● **Component data from apps and pages**
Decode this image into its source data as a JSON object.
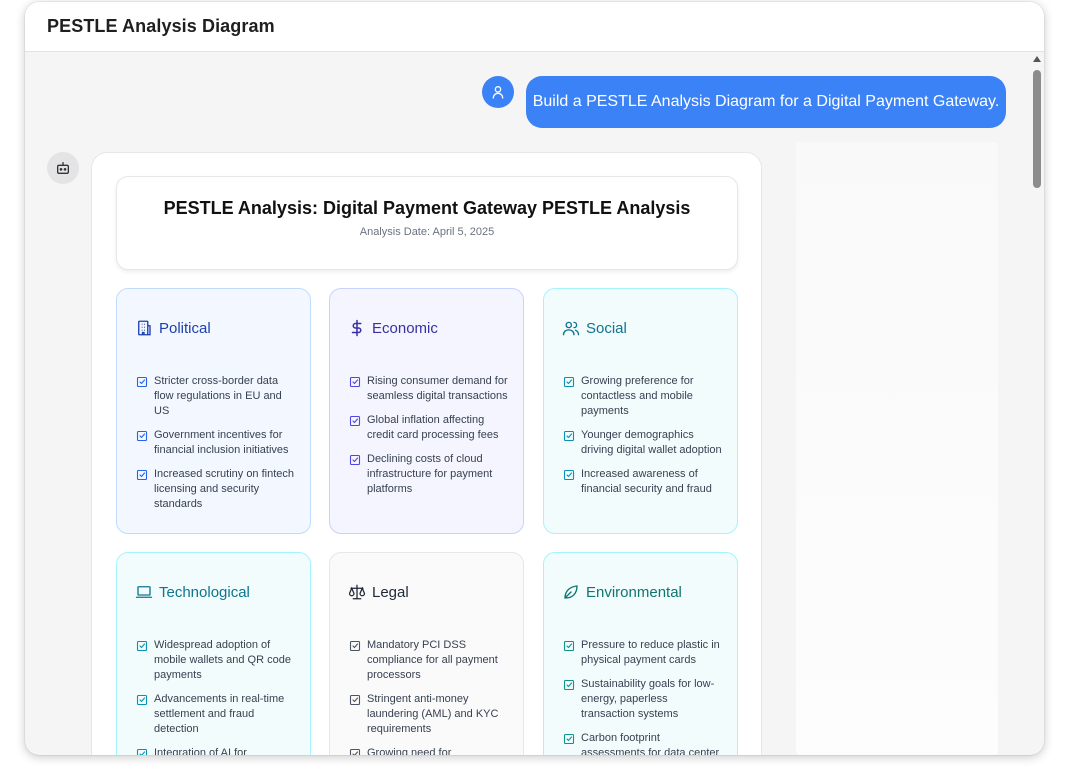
{
  "window": {
    "title": "PESTLE Analysis Diagram"
  },
  "chat": {
    "user_message": "Build a PESTLE Analysis Diagram for a Digital Payment Gateway."
  },
  "report": {
    "title": "PESTLE Analysis: Digital Payment Gateway PESTLE Analysis",
    "date": "Analysis Date: April 5, 2025"
  },
  "factors": [
    {
      "title": "Political",
      "icon": "building-icon",
      "color": "#1e40af",
      "check_color": "#2563eb",
      "items": [
        "Stricter cross-border data flow regulations in EU and US",
        "Government incentives for financial inclusion initiatives",
        "Increased scrutiny on fintech licensing and security standards"
      ]
    },
    {
      "title": "Economic",
      "icon": "dollar-icon",
      "color": "#3730a3",
      "check_color": "#4f46e5",
      "items": [
        "Rising consumer demand for seamless digital transactions",
        "Global inflation affecting credit card processing fees",
        "Declining costs of cloud infrastructure for payment platforms"
      ]
    },
    {
      "title": "Social",
      "icon": "users-icon",
      "color": "#0e7490",
      "check_color": "#0891b2",
      "items": [
        "Growing preference for contactless and mobile payments",
        "Younger demographics driving digital wallet adoption",
        "Increased awareness of financial security and fraud"
      ]
    },
    {
      "title": "Technological",
      "icon": "laptop-icon",
      "color": "#0e7490",
      "check_color": "#0891b2",
      "items": [
        "Widespread adoption of mobile wallets and QR code payments",
        "Advancements in real-time settlement and fraud detection",
        "Integration of AI for"
      ]
    },
    {
      "title": "Legal",
      "icon": "scale-icon",
      "color": "#1f2937",
      "check_color": "#4b5563",
      "items": [
        "Mandatory PCI DSS compliance for all payment processors",
        "Stringent anti-money laundering (AML) and KYC requirements",
        "Growing need for"
      ]
    },
    {
      "title": "Environmental",
      "icon": "leaf-icon",
      "color": "#0f766e",
      "check_color": "#0d9488",
      "items": [
        "Pressure to reduce plastic in physical payment cards",
        "Sustainability goals for low-energy, paperless transaction systems",
        "Carbon footprint assessments for data center operations"
      ]
    }
  ]
}
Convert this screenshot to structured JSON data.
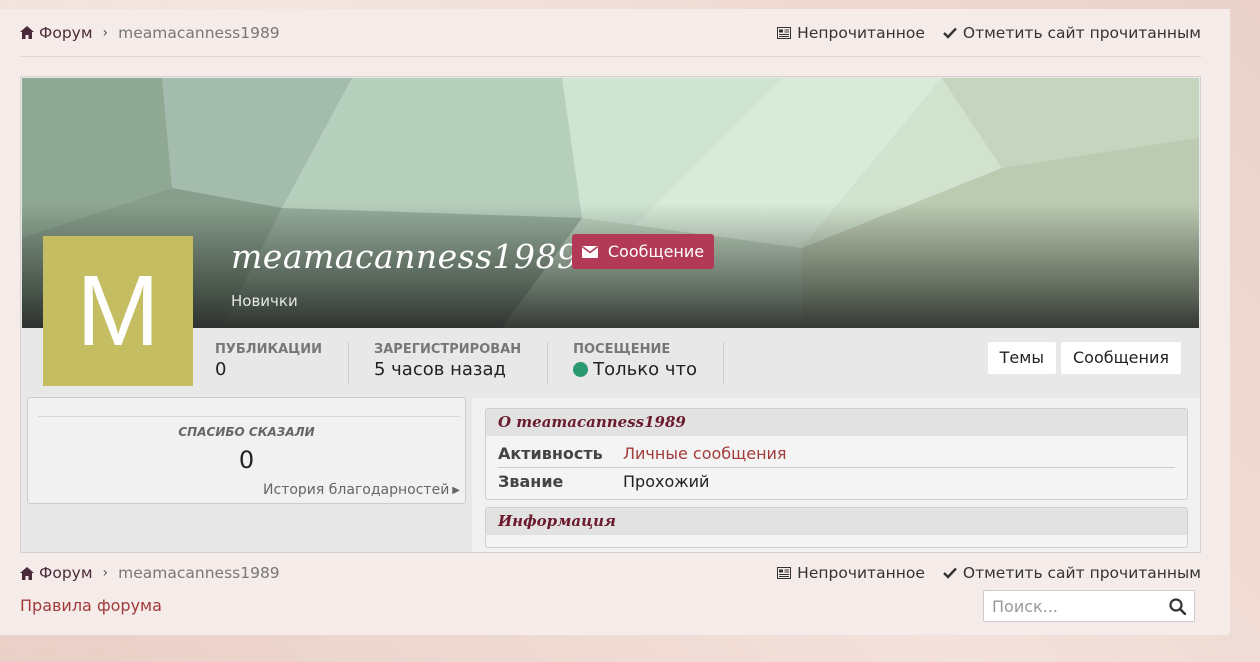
{
  "breadcrumb": {
    "home": "Форум",
    "current": "meamacanness1989"
  },
  "links": {
    "unread": "Непрочитанное",
    "mark_read": "Отметить сайт прочитанным"
  },
  "profile": {
    "avatar_letter": "M",
    "avatar_color": "#c4bd62",
    "username": "meamacanness1989",
    "group": "Новички",
    "message_button": "Сообщение",
    "stats": [
      {
        "label": "Публикации",
        "value": "0"
      },
      {
        "label": "Зарегистрирован",
        "value": "5 часов назад"
      },
      {
        "label": "Посещение",
        "value": "Только что"
      }
    ],
    "tabs": [
      "Темы",
      "Сообщения"
    ]
  },
  "thanks": {
    "label": "СПАСИБО СКАЗАЛИ",
    "value": "0",
    "history_link": "История благодарностей"
  },
  "about": {
    "title": "О meamacanness1989",
    "rows": [
      {
        "key": "Активность",
        "value": "Личные сообщения"
      },
      {
        "key": "Звание",
        "value": "Прохожий"
      }
    ]
  },
  "info": {
    "title": "Информация"
  },
  "footer": {
    "rules": "Правила форума",
    "search_placeholder": "Поиск..."
  }
}
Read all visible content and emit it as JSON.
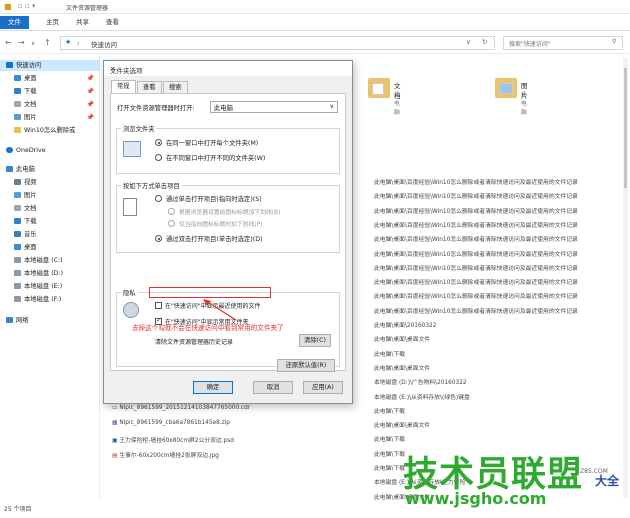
{
  "window": {
    "title": "文件资源管理器"
  },
  "ribbon": {
    "tabs": [
      "文件",
      "主页",
      "共享",
      "查看"
    ]
  },
  "address": {
    "path": "快速访问",
    "search_placeholder": "搜索\"快速访问\""
  },
  "sidebar": {
    "items": [
      {
        "label": "快速访问",
        "pin": ""
      },
      {
        "label": "桌面",
        "pin": "📌"
      },
      {
        "label": "下载",
        "pin": "📌"
      },
      {
        "label": "文档",
        "pin": "📌"
      },
      {
        "label": "图片",
        "pin": "📌"
      },
      {
        "label": "Win10怎么删除或",
        "pin": ""
      },
      {
        "label": "OneDrive",
        "pin": ""
      },
      {
        "label": "此电脑",
        "pin": ""
      },
      {
        "label": "视频",
        "pin": ""
      },
      {
        "label": "图片",
        "pin": ""
      },
      {
        "label": "文档",
        "pin": ""
      },
      {
        "label": "下载",
        "pin": ""
      },
      {
        "label": "音乐",
        "pin": ""
      },
      {
        "label": "桌面",
        "pin": ""
      },
      {
        "label": "本地磁盘 (C:)",
        "pin": ""
      },
      {
        "label": "本地磁盘 (D:)",
        "pin": ""
      },
      {
        "label": "本地磁盘 (E:)",
        "pin": ""
      },
      {
        "label": "本地磁盘 (F:)",
        "pin": ""
      },
      {
        "label": "网络",
        "pin": ""
      }
    ]
  },
  "folders": [
    {
      "name": "文档",
      "sub": "此电脑"
    },
    {
      "name": "图片",
      "sub": "此电脑"
    }
  ],
  "recent_paths": [
    "此电脑\\桌面\\百度经验\\Win10怎么删除或者清除快速访问及最近使用的文件记录",
    "此电脑\\桌面\\百度经验\\Win10怎么删除或者清除快速访问及最近使用的文件记录",
    "此电脑\\桌面\\百度经验\\Win10怎么删除或者清除快速访问及最近使用的文件记录",
    "此电脑\\桌面\\百度经验\\Win10怎么删除或者清除快速访问及最近使用的文件记录",
    "此电脑\\桌面\\百度经验\\Win10怎么删除或者清除快速访问及最近使用的文件记录",
    "此电脑\\桌面\\百度经验\\Win10怎么删除或者清除快速访问及最近使用的文件记录",
    "此电脑\\桌面\\百度经验\\Win10怎么删除或者清除快速访问及最近使用的文件记录",
    "此电脑\\桌面\\百度经验\\Win10怎么删除或者清除快速访问及最近使用的文件记录",
    "此电脑\\桌面\\百度经验\\Win10怎么删除或者清除快速访问及最近使用的文件记录",
    "此电脑\\桌面\\百度经验\\Win10怎么删除或者清除快速访问及最近使用的文件记录",
    "此电脑\\桌面\\20160322",
    "此电脑\\桌面\\桌面文件",
    "此电脑\\下载",
    "此电脑\\桌面\\桌面文件",
    "本地磁盘 (D:)\\广告物料\\20160322",
    "本地磁盘 (E:)\\从资料存放\\(绿色)键盘",
    "此电脑\\下载",
    "此电脑\\桌面\\桌面文件",
    "此电脑\\下载",
    "此电脑\\下载",
    "此电脑\\下载",
    "本地磁盘 (E:)\\从资料存放\\王力保险",
    "此电脑\\桌面\\桌面文件"
  ],
  "files": [
    "Nipic_8961599_20151214103847765000.cdr",
    "Nipic_8961599_cba6a7861b145e8.zip",
    "王力保险柜-墙挂60x80cm屏2公分双边.psd",
    "生事尔-60x200cm墙挂2张屏双边.jpg"
  ],
  "status": {
    "count": "25 个项目"
  },
  "dialog": {
    "title": "文件夹选项",
    "close": "✕",
    "tabs": [
      "常规",
      "查看",
      "搜索"
    ],
    "open_with_label": "打开文件资源管理器时打开:",
    "open_with_value": "此电脑",
    "browse_group": "浏览文件夹",
    "browse_opt1": "在同一窗口中打开每个文件夹(M)",
    "browse_opt2": "在不同窗口中打开不同的文件夹(W)",
    "click_group": "按如下方式单击项目",
    "click_opt1": "通过单击打开项目(指向时选定)(S)",
    "click_sub1": "根据浏览器设置给图标标题加下划线(B)",
    "click_sub2": "仅当指向图标标题时加下划线(P)",
    "click_opt2": "通过双击打开项目(单击时选定)(D)",
    "privacy_group": "隐私",
    "privacy_chk1": "在\"快速访问\"中显示最近使用的文件",
    "privacy_chk2": "在\"快速访问\"中显示常用文件夹",
    "clear_label": "清除文件资源管理器历史记录",
    "clear_btn": "清除(C)",
    "restore_btn": "还原默认值(R)",
    "ok": "确定",
    "cancel": "取消",
    "apply": "应用(A)"
  },
  "annotation": "去掉这个勾就不会在快速访问中看到常用的文件夹了",
  "watermark": {
    "main": "技术员联盟",
    "url": "www.jsgho.com",
    "side": "大全",
    "small": "Z85.COM"
  }
}
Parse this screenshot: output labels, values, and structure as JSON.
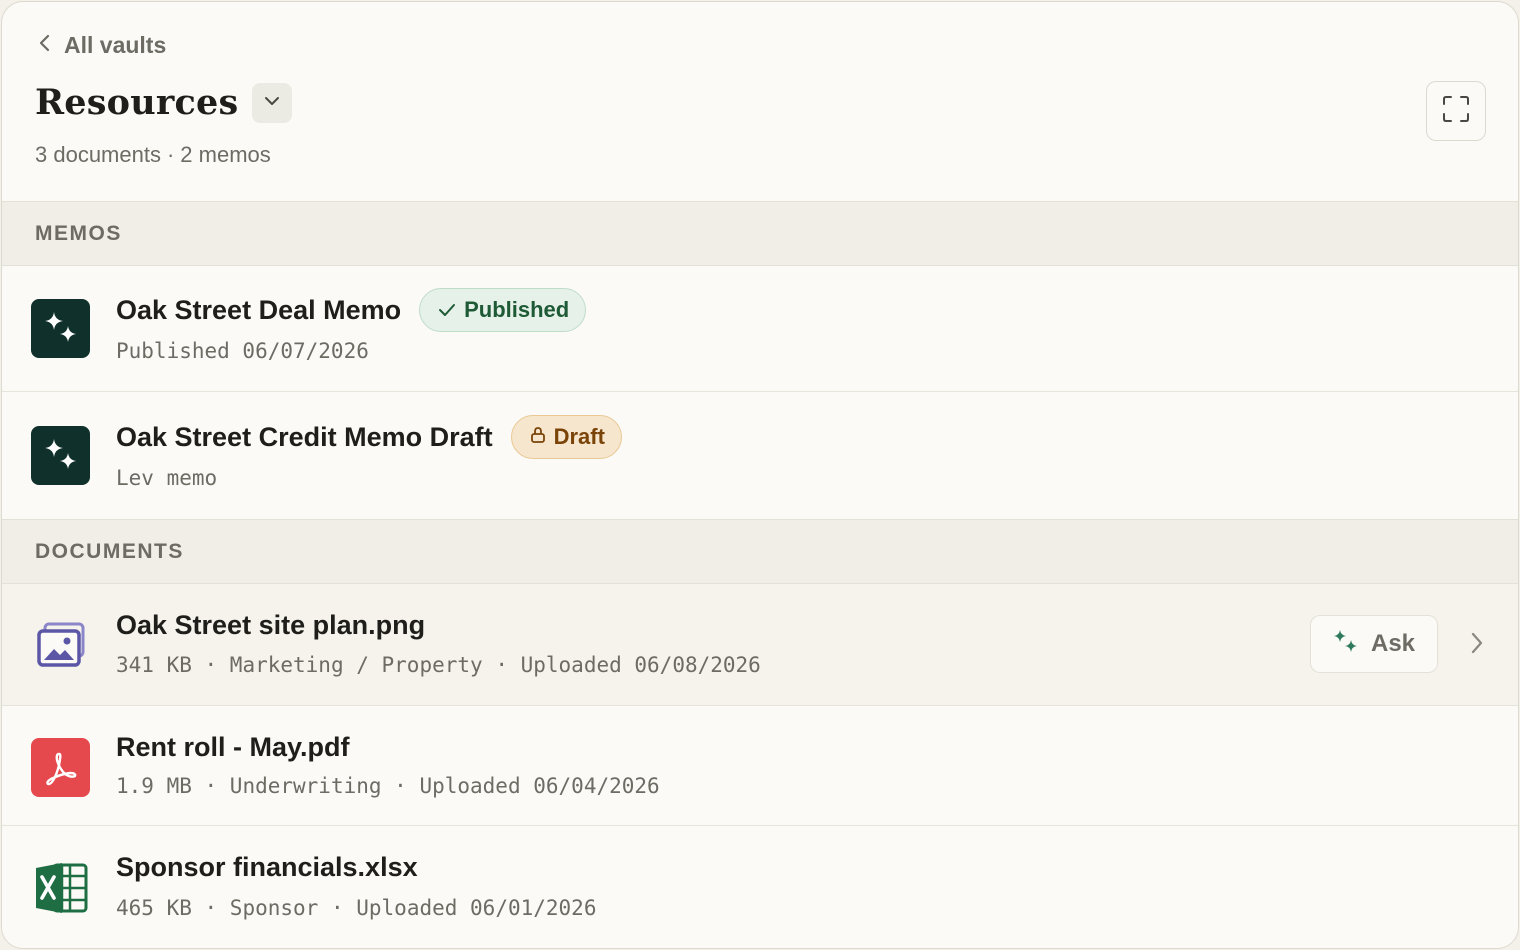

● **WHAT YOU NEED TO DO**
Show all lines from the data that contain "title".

● **RESPONSE TO THIS EXERCISE**
    "title": "PESTLE Analysis Diagram"
    "title": "PESTLE Analysis: Digital Payment Gateway PESTLE Analysis",
      "title": "Political",
      "title": "Economic",
      "title": "Social",
      "title": "Technological",
      "title": "Legal",
      "title": "Environmental",
    "title": "О meamacanness1989",
    "title": "Информация"
    "title": "文件资源管理器"
    "title": "文件夹选项",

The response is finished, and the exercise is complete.